§ What this task involves
A complete answer lists every line of the entries below where the string "connect" appears.
--- Source material Enclosed Below ---
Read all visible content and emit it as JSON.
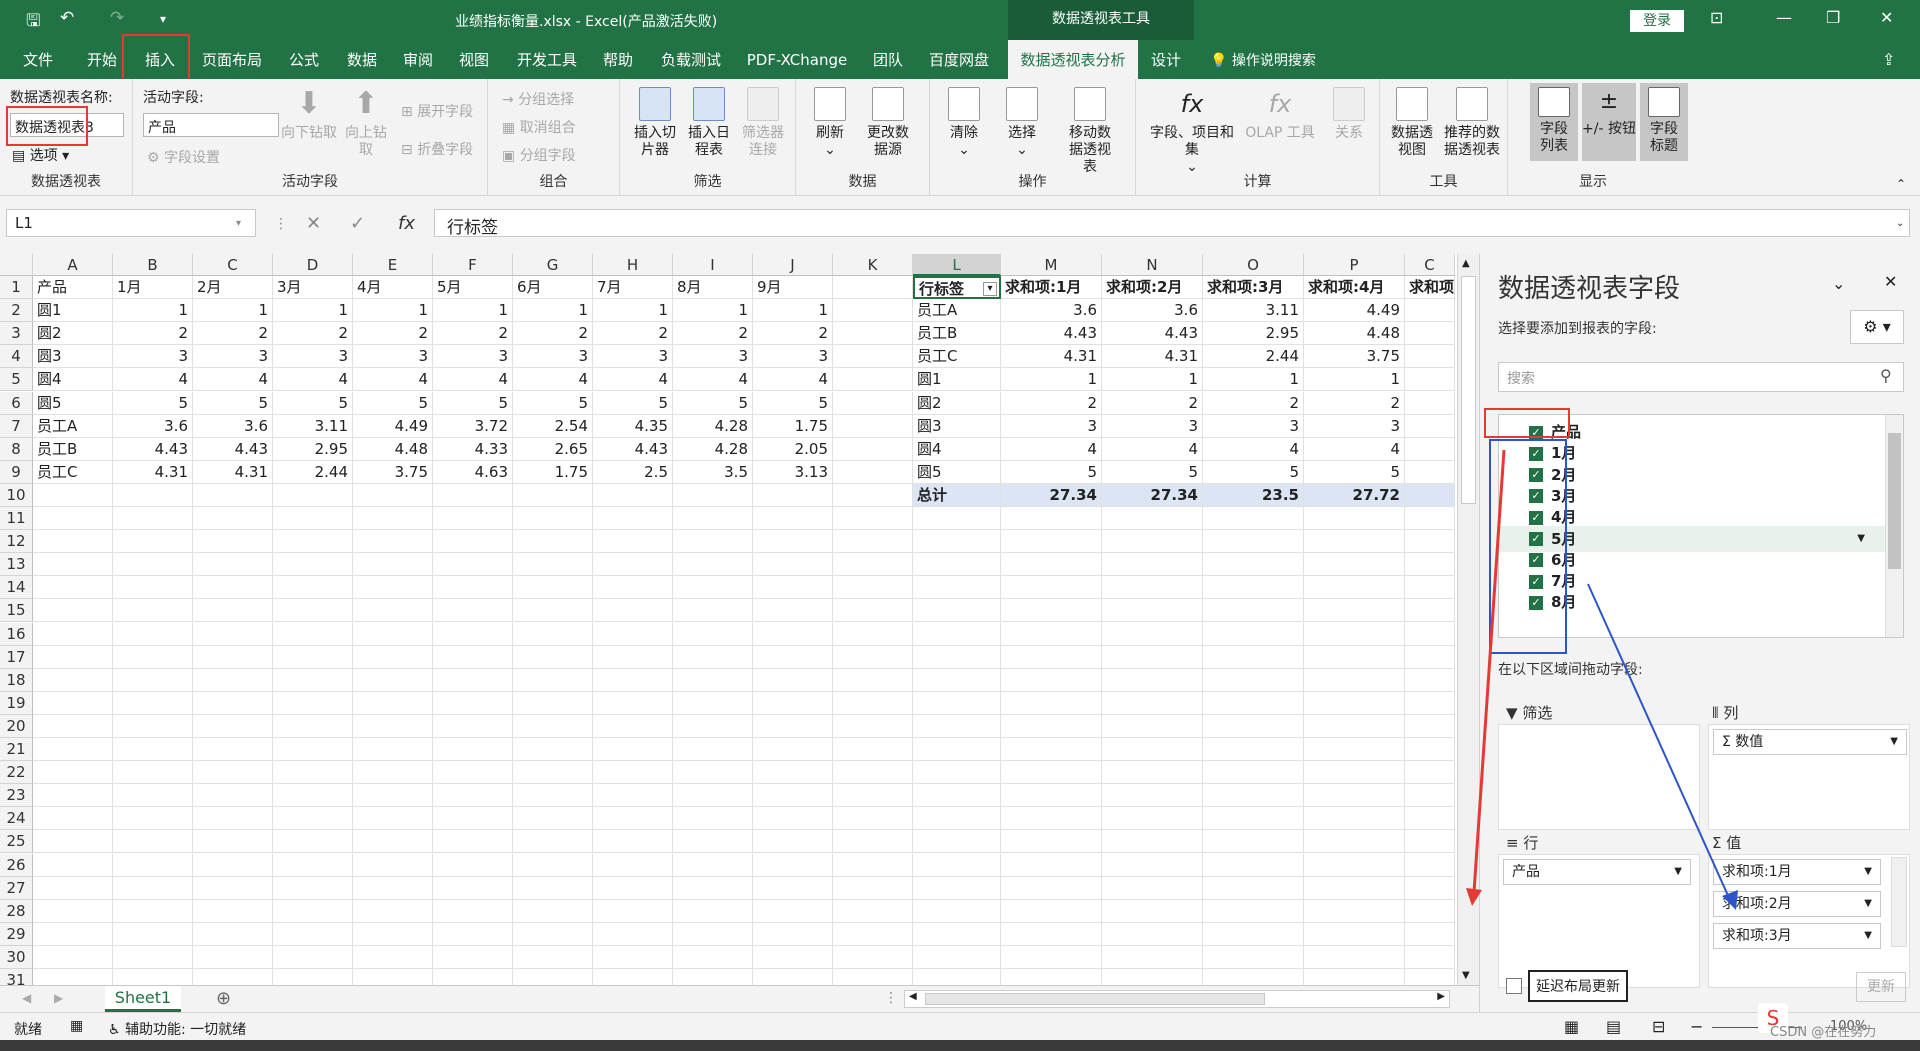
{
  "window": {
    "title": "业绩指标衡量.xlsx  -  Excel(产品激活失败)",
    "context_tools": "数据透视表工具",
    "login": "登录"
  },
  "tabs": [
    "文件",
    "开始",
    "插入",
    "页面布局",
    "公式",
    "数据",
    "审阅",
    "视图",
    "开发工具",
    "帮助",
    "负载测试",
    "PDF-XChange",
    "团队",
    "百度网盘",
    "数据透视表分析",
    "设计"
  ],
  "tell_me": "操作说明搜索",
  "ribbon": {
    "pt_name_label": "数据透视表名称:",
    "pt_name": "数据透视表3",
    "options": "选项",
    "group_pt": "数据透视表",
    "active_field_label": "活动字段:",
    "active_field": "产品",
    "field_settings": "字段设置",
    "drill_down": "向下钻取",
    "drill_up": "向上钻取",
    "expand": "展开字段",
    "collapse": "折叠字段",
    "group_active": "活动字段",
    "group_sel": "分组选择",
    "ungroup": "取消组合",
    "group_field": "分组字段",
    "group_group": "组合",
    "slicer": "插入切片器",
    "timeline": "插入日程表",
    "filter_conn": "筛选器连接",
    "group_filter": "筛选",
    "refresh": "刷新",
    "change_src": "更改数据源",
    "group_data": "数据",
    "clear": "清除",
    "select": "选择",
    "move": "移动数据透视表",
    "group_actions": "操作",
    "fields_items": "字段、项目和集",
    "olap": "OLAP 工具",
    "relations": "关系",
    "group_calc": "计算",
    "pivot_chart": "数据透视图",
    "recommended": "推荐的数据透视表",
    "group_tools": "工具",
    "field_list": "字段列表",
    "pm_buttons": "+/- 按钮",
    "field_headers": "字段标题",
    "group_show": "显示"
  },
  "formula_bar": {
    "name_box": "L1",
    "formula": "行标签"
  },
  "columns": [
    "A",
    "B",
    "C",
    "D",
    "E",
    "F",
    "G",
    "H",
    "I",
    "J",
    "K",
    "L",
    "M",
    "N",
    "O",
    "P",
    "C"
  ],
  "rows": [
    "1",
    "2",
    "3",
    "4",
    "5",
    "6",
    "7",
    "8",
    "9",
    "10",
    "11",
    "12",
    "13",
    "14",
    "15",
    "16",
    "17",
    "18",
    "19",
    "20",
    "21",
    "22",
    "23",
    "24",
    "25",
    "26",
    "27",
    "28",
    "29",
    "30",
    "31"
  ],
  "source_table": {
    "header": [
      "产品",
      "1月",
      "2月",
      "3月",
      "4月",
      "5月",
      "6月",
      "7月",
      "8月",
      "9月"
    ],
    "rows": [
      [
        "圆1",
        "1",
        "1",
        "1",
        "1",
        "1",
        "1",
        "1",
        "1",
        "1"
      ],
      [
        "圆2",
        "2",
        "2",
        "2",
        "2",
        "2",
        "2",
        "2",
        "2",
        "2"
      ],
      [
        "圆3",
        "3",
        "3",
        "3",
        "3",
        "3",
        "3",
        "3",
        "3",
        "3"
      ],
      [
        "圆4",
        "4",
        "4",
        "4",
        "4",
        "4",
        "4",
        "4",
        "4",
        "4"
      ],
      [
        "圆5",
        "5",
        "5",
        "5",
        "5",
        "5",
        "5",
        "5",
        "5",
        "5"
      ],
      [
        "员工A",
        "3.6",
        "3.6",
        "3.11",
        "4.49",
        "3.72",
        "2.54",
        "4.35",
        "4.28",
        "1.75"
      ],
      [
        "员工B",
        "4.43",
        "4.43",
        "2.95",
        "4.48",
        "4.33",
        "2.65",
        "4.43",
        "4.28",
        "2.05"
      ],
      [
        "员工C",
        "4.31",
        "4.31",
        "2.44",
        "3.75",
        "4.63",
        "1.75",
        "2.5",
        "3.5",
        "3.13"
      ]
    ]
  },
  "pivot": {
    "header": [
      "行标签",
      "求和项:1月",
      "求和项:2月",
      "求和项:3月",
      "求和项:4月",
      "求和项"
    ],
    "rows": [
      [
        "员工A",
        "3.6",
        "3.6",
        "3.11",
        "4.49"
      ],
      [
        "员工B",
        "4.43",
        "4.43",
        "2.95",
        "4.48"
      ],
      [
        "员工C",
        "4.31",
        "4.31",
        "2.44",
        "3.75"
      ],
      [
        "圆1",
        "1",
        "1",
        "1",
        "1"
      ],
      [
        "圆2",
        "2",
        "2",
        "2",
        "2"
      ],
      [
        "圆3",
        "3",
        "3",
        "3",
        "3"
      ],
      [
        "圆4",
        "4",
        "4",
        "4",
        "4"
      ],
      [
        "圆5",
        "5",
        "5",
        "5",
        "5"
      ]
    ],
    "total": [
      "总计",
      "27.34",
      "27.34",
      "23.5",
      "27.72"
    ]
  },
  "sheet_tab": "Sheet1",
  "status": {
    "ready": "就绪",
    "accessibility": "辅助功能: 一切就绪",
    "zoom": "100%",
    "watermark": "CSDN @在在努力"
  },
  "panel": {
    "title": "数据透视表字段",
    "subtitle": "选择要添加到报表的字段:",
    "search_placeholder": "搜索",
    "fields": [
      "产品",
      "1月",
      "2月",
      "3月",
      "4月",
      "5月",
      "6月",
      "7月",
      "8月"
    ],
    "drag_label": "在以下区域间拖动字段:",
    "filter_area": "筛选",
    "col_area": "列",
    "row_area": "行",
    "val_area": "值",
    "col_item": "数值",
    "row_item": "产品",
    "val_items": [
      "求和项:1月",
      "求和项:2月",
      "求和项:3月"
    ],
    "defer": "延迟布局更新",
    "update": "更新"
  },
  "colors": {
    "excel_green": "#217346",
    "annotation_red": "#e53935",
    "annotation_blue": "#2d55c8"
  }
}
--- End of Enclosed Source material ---
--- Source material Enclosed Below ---
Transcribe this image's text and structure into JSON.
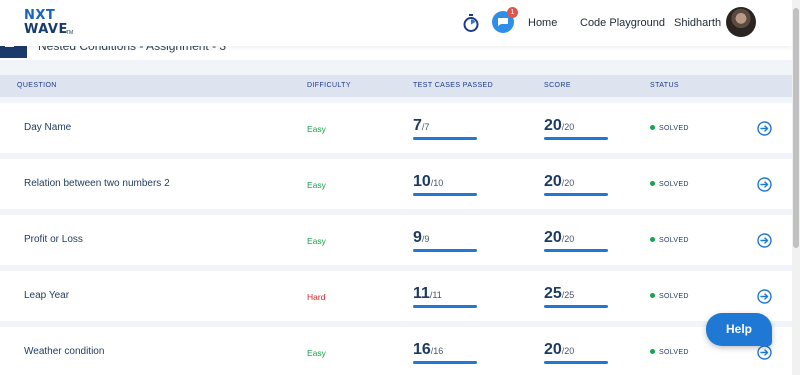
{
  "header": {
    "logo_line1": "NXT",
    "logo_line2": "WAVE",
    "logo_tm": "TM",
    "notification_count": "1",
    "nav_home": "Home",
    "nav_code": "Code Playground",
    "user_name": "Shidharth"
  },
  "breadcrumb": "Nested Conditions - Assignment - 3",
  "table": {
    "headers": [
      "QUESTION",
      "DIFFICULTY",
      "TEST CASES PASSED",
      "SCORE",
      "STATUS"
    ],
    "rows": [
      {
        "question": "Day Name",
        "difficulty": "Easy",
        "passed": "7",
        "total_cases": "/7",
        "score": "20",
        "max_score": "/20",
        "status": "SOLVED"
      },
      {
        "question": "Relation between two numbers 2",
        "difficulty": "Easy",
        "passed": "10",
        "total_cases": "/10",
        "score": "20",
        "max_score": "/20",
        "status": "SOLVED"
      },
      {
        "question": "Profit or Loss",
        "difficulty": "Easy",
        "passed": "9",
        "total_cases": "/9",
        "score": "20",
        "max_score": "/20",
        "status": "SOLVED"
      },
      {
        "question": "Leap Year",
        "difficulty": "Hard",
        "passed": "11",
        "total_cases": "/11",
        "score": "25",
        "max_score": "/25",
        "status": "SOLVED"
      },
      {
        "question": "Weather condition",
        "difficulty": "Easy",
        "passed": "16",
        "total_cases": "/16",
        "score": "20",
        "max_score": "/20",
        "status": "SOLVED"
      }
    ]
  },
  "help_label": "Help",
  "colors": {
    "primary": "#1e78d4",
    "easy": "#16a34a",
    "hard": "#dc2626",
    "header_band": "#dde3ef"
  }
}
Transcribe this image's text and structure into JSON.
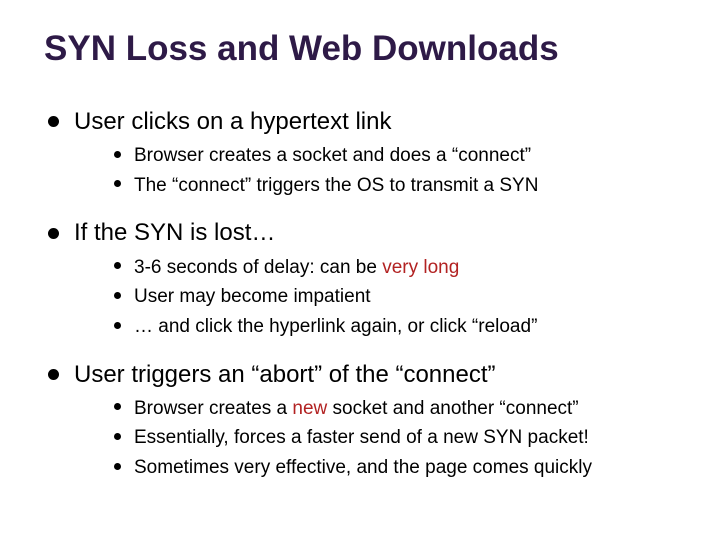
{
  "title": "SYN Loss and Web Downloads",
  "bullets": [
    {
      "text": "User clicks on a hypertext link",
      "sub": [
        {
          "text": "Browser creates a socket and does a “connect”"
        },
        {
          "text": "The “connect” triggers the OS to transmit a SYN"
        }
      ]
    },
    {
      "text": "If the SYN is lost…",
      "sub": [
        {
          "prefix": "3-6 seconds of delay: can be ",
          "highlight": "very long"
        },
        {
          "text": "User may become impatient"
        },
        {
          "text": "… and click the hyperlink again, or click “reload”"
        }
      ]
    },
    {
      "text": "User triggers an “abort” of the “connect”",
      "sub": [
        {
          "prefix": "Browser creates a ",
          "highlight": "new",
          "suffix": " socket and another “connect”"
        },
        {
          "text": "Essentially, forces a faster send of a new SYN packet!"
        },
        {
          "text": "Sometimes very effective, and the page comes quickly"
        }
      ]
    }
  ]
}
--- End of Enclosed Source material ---
§ Answer to this exercise
          "text": "Browser creates a socket and does a “connect”"
          "text": "The “connect” triggers the OS to transmit a SYN"
      "text": "User triggers an “abort” of the “connect”",
          "suffix": " socket and another “connect”"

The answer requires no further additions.